“May your coming year be filled with magic and dreams and good madness. I hope you read some fine books and kiss someone who thinks you’re wonderful, and don’t forget to make some art — write or draw or build or sing or live as only you can. And I hope, somewhere in the next year, you surprise yourself.”—Neil Gaiman
I find myself looking at things and remembering them as they once were; how much things have changed, it seems, since I last looked. The trees in my yard, it seems that just yesterday they were saplings. And when did my fingers start to look like my mom’s? I don’t know what I would see if I turned on Nickelodeon, but it definitely wouldn’t be “Rocket Power” or ”The Wild Thornberrys.” And my face, it’s almost foreign. It strikes me how devastatingly old I look. Sixteen years old—well, almost—always seemed to be in the distant future. Sort of like how I look at being twenty-six, now. I know it’s probably going to happen, but I sure as hell have no idea what it’s going to be like, and part of me thinks that I’ll never really be that. I don’t know, I have this strangely twisted denial about aging. But then it subtly and quietly happens so fast, growing up.
It hits me sometimes, the inertia of life, all of us stuck in our stupid life cycles, moving forward before we’re sure about what we’re leaving behind. Before we know it, we’re eighty years old, full of regrets, wishing we had the foresight to have done something with the time we had. Looking back on those teenage wisps of days when anything and everything was possible, when we thought we could be conquerors of the world, only to settle as being fry cooks and insurance salesmen. Wasting time, wasting life.
2010 is the end of another year. And I know I should be thinking like everyone else, about how 2011 will be a land of beautiful opportunities where finally things will just go right. I may be naturally cynical, but all I can think about is that another year is passing, inconsequential and ordinary, and everyone is just focusing on their futures, how everything’s going to be better in the new year, when it’s not, really. Alaska said “Imagining the future is a kind of nostalgia”—and it’s true; the dreams of our futures are just escapes from the present, nothing more. We have to do something about them. Find a way to make our dreams come true, make 2011 a year that’s actually important and meaningful. That’s my new year’s resolution, and I don’t intend on breaking it.
Time is passing. Can you feel it? For the first time, I really can. My blood tingles with the feeling. Like, my time’s running out. And I guess it is. 2010 was just another unimportant year, but I know I’m not going to make it the norm in an unimportant life. So whoo, everybody, we’re one year nearer to dying. How uplifting. Here’s the good part, though: now is the time. Right now. Start. Begin. Change your life. Now. Now. Now.
“I saw the size of the world and felt comfort in its hugeness. I’d think back to those times when I felt like everything was closing in on me, those times when I thought I was stuck, and I realized that I was wrong.
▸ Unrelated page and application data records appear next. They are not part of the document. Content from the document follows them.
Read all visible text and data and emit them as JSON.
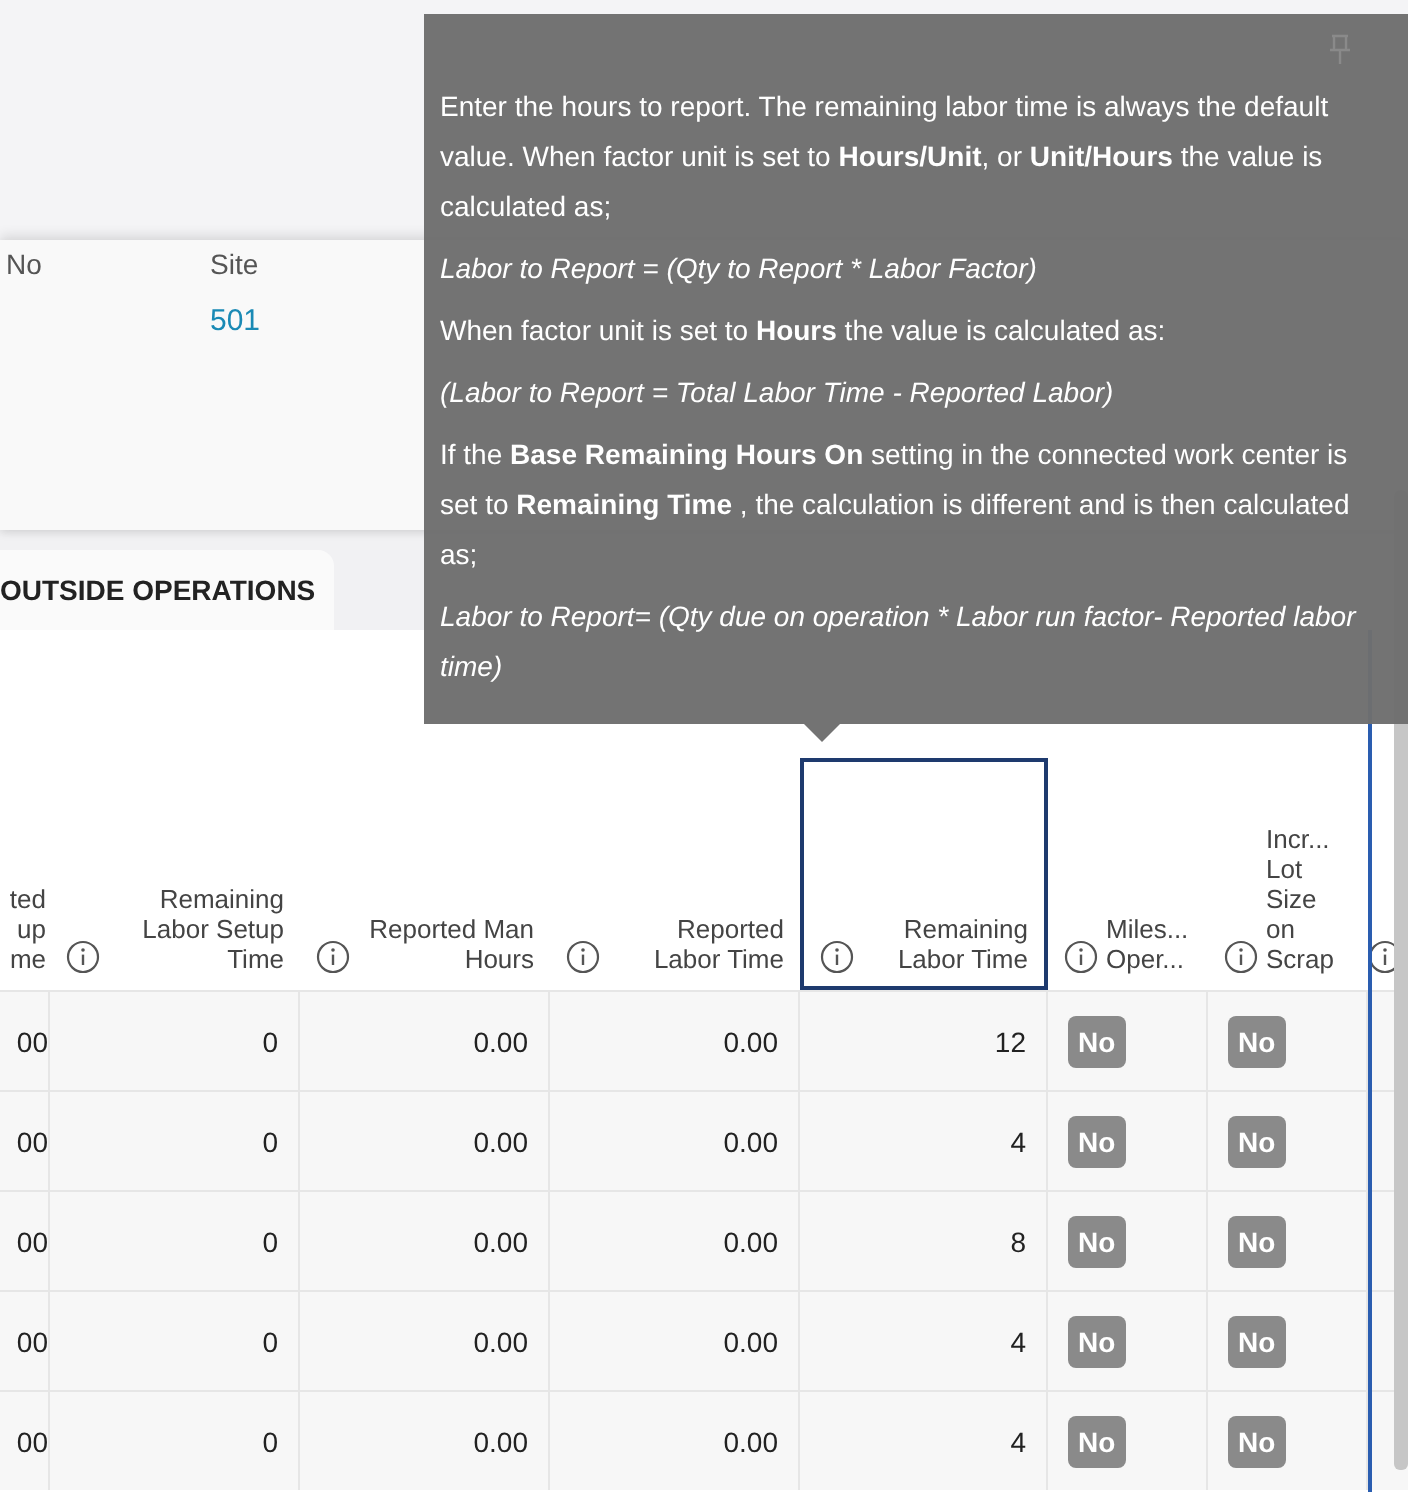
{
  "record": {
    "fields": [
      {
        "label": "No"
      },
      {
        "label": "Site",
        "value": "501"
      }
    ]
  },
  "tabs": [
    {
      "label": "OUTSIDE OPERATIONS",
      "selected": true
    }
  ],
  "table": {
    "columns": [
      {
        "label": "ted\nup\nme",
        "kind": "number",
        "info": false,
        "focused": false
      },
      {
        "label": "Remaining\nLabor Setup\nTime",
        "kind": "number",
        "info": true,
        "focused": false
      },
      {
        "label": "Reported Man\nHours",
        "kind": "number",
        "info": true,
        "focused": false
      },
      {
        "label": "Reported\nLabor Time",
        "kind": "number",
        "info": true,
        "focused": false
      },
      {
        "label": "Remaining\nLabor Time",
        "kind": "number",
        "info": true,
        "focused": true
      },
      {
        "label": "Miles...\nOper...",
        "kind": "flag",
        "info": true,
        "focused": false
      },
      {
        "label": "Incr...\nLot\nSize\non\nScrap",
        "kind": "flag",
        "info": true,
        "focused": false
      }
    ],
    "rows": [
      [
        "00",
        "0",
        "0.00",
        "0.00",
        "12",
        "No",
        "No"
      ],
      [
        "00",
        "0",
        "0.00",
        "0.00",
        "4",
        "No",
        "No"
      ],
      [
        "00",
        "0",
        "0.00",
        "0.00",
        "8",
        "No",
        "No"
      ],
      [
        "00",
        "0",
        "0.00",
        "0.00",
        "4",
        "No",
        "No"
      ],
      [
        "00",
        "0",
        "0.00",
        "0.00",
        "4",
        "No",
        "No"
      ]
    ]
  },
  "tooltip": {
    "paragraphs": [
      {
        "kind": "text",
        "text": "Enter the hours to report. The remaining labor time is always the default value. When factor unit is set to **Hours/Unit**, or **Unit/Hours** the value is calculated as;"
      },
      {
        "kind": "formula",
        "text": "Labor to Report = (Qty to Report * Labor Factor)"
      },
      {
        "kind": "text",
        "text": "When factor unit is set to **Hours** the value is calculated as:"
      },
      {
        "kind": "formula",
        "text": "(Labor to Report = Total Labor Time - Reported Labor)"
      },
      {
        "kind": "text",
        "text": "If the **Base Remaining Hours On** setting in the connected work center is set to **Remaining Time** , the calculation is different and is then calculated as;"
      },
      {
        "kind": "formula",
        "text": "Labor to Report= (Qty due on operation * Labor run factor- Reported labor time)"
      }
    ]
  }
}
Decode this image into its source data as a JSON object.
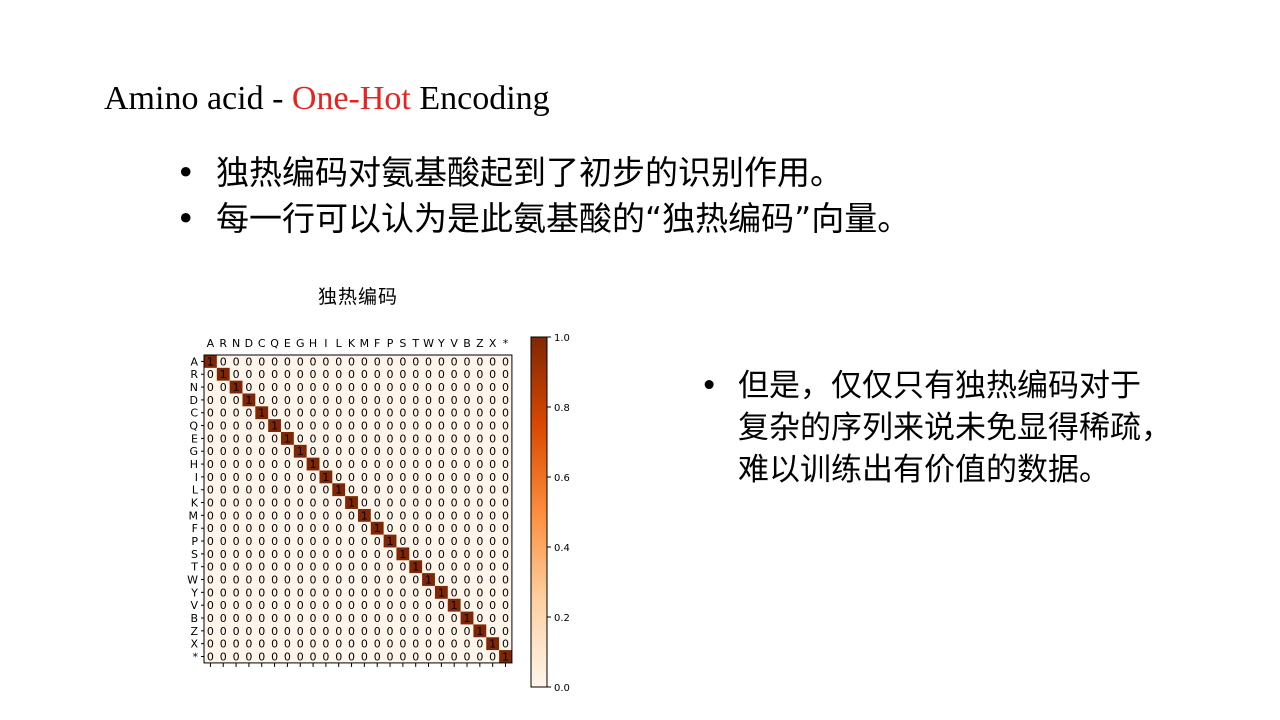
{
  "slide": {
    "title_prefix": "Amino acid - ",
    "title_accent": "One-Hot",
    "title_suffix": " Encoding",
    "bullets": [
      "独热编码对氨基酸起到了初步的识别作用。",
      "每一行可以认为是此氨基酸的“独热编码”向量。"
    ],
    "side_note": {
      "lines": [
        "但是，仅仅只有独热编码对于",
        "复杂的序列来说未免显得稀疏，",
        "难以训练出有价值的数据。"
      ]
    },
    "accent_color": "#e8231f"
  },
  "chart_data": {
    "type": "heatmap",
    "title": "独热编码",
    "labels": [
      "A",
      "R",
      "N",
      "D",
      "C",
      "Q",
      "E",
      "G",
      "H",
      "I",
      "L",
      "K",
      "M",
      "F",
      "P",
      "S",
      "T",
      "W",
      "Y",
      "V",
      "B",
      "Z",
      "X",
      "*"
    ],
    "matrix_rule": "identity",
    "cell_value_on": 1,
    "cell_value_off": 0,
    "colorbar": {
      "min": 0.0,
      "max": 1.0,
      "ticks": [
        "0.0",
        "0.2",
        "0.4",
        "0.6",
        "0.8",
        "1.0"
      ]
    },
    "colormap": "Oranges",
    "color_low": "#fff5eb",
    "color_high": "#7f2704"
  }
}
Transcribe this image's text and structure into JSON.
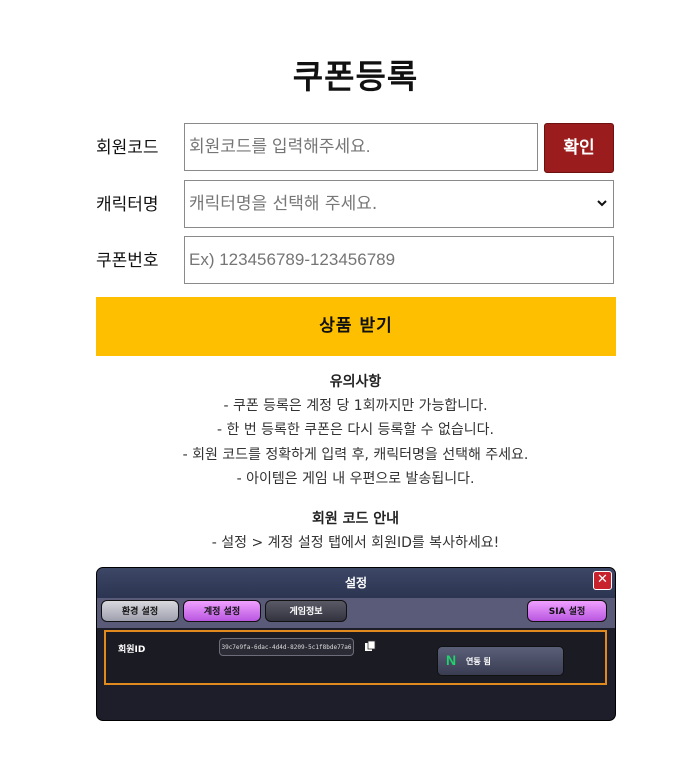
{
  "title": "쿠폰등록",
  "member_code": {
    "label": "회원코드",
    "placeholder": "회원코드를 입력해주세요.",
    "confirm_label": "확인"
  },
  "character": {
    "label": "캐릭터명",
    "selected": "캐릭터명을 선택해 주세요."
  },
  "coupon": {
    "label": "쿠폰번호",
    "placeholder": "Ex) 123456789-123456789"
  },
  "receive_label": "상품 받기",
  "notes": {
    "heading": "유의사항",
    "lines": [
      "- 쿠폰 등록은 계정 당 1회까지만 가능합니다.",
      "- 한 번 등록한 쿠폰은 다시 등록할 수 없습니다.",
      "- 회원 코드를 정확하게 입력 후, 캐릭터명을 선택해 주세요.",
      "- 아이템은 게임 내 우편으로 발송됩니다."
    ]
  },
  "guide": {
    "heading": "회원 코드 안내",
    "line": "- 설정 > 계정 설정 탭에서 회원ID를 복사하세요!"
  },
  "game_panel": {
    "title": "설정",
    "tabs": [
      "환경 설정",
      "계정 설정",
      "게임정보"
    ],
    "right_tab": "SIA 설정",
    "member_id_label": "회원ID",
    "member_id_value": "39c7e9fa-6dac-4d4d-8209-5c1f8bde77a6",
    "link_label": "연동 됨",
    "link_icon_letter": "N",
    "colors": {
      "accent_orange": "#e08a1e",
      "close_red": "#c8232c",
      "naver_green": "#20d36a"
    }
  },
  "colors": {
    "confirm": "#9a1c1c",
    "receive": "#fdbf00"
  }
}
There is always hope. The world is vast and meant for wandering. There is always somewhere else to go.”—The Vast Fields of Ordinary
“Saying ‘I notice you’re a nerd’ is like saying, ‘Hey, I notice that you’d rather be intelligent than be stupid, that you’d rather be thoughtful than be vapid, that you believe that there are things that matter more than the arrest record of Lindsay Lohan. Why is that?’ In fact, it seems to me that most contemporary insults are pretty lame. Even ‘lame’ is kind of lame. Saying ‘You’re lame’ is like saying ‘You walk with a limp.’ Yeah, whatever, so does 50 Cent, and he’s done all right for himself.”—John Green
I am a liar unlike any you’ve ever met before. I lie when there’s no need to lie. I lie to everyone about everything. Big or small, for reasons worthwhile or stupid. I’m such a good liar that I can lie to myself. I can make something appear out of thin air and before I know it my mind will have accepted it as absolute truth. Half my brain is concentrating on the words I am saying or writing while the other half runs a test of real or not real. Results: Likely to be skewed. Subject generally impossible to decipher.
“Here’s what’s not beautiful about it: from here, you can’t see the rust or the cracked paint or whatever, but you can tell what the place really is. You can see how fake it all is. It’s not even hard enough to be made out of plastic. It’s a paper town. I mean, look at it, Q: look at all those culs-de-sac, those streets that turn in on themselves, all the houses that were built to fall apart. All those paper people living in their paper houses, burning the future to stay warm. All the paper kids drinking beer some bum bought for them at the paper convenience store. Everyone demented with the mania of owning things. All the things paper-thin and paper-frail. And all the people, too. I’ve lived here for eighteen years and I have never once in my life come across anyone who cares about anything that matters.”—John Green